# Error estimation for interface problems

## Description

Here we present an error estimation method developed for the numerical solutions of interface problems. The goal is to approximate the error of a given numerical approximation to the true solution. As opposed to classic a priori error estimates which may seek to bound the norm of the error by some expression involving a discretization parameter, the focus of this work will be to produce numerical values of the errors associated with a particular solution. The spatial distribution of these errors is also available. This type of estimate is useful in settings where simulations are used as replacements for experiments. In such settings it is important to be able to understand, and, if possible, quantify such errors We begin by describing the Method of Nearby Problems, [1, 2, 3], which is motivated by defect correction methods [4]. The general idea of the Method of Nearby Problems is to construct a problem for which an analytic solution is known and, at the same time, is a small perturbation of the original problem of interest.
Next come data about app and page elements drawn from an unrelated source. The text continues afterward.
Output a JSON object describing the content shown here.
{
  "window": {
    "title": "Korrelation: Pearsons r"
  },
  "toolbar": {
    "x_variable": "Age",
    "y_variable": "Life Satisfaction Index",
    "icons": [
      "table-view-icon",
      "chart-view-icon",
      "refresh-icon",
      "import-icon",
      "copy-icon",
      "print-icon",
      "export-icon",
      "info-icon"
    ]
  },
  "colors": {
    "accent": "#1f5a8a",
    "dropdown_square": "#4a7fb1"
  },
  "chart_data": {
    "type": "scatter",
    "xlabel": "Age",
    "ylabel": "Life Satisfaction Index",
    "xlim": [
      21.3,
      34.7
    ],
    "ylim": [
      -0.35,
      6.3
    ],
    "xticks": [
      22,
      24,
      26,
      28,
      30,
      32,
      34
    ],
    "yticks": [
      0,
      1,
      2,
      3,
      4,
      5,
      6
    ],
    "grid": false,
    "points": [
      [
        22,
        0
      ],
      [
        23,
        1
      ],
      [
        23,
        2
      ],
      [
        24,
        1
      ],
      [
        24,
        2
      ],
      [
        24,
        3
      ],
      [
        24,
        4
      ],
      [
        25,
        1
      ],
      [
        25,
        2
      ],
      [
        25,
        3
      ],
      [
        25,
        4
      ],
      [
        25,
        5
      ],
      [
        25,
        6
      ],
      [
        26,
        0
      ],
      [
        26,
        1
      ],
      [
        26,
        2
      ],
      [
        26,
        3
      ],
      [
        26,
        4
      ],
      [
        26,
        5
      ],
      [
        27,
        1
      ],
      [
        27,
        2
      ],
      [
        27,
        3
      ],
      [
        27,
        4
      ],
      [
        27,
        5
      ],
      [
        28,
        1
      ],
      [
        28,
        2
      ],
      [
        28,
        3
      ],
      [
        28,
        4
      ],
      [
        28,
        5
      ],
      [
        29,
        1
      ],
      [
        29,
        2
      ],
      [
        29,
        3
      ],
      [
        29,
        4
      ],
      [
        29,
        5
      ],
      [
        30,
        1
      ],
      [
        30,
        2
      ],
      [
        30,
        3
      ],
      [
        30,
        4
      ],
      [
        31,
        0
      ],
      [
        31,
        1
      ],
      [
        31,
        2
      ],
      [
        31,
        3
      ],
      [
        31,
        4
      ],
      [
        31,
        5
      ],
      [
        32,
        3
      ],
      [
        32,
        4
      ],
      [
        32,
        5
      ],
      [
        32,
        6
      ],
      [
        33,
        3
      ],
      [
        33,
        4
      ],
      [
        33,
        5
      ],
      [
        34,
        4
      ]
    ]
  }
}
With this idea in mind, we move forward to describe a modification of the original Method of Nearby Problems that we will study here Although our ultimate goal is to apply the error estimates to numerical solutions of interface problems, we first examine their effectiveness on continuous elliptic problems. We will construct these estimates and study their convergence to the true error as the mesh is refined. We also provide analysis of the error estimate for a one-dimensional example The next step will be to examine the application and performance of the estimates to numerical solutions of interface problems. Our model problem will be an elliptic boundary value problem in which the coefficients are discontinuous across an internal boundary. We will obtain numerical solutions of these problems using the Immersed Interface Method [5, 6]. The Immersed Interface Method solutions preserve the discontinuities and irregularities of the solution at the interface We will next examine solutions obtained using regularization methods. Motivated by the Immersed Boundary Method [7], we regularize the interface problem and then use numerical methods which apply to smooth problems. Here we must analyze both the error due to regularization, as well as discretization error. We will apply this methodology to the discontinuous boundary value problem and provide an analysis of the regularization error for a representative one-dimensional problem Finally, we discuss future directions such as generalizing the method to include Immersed Interface solutions of problems with singular sources. We also discuss requirements of error estimates for transient problems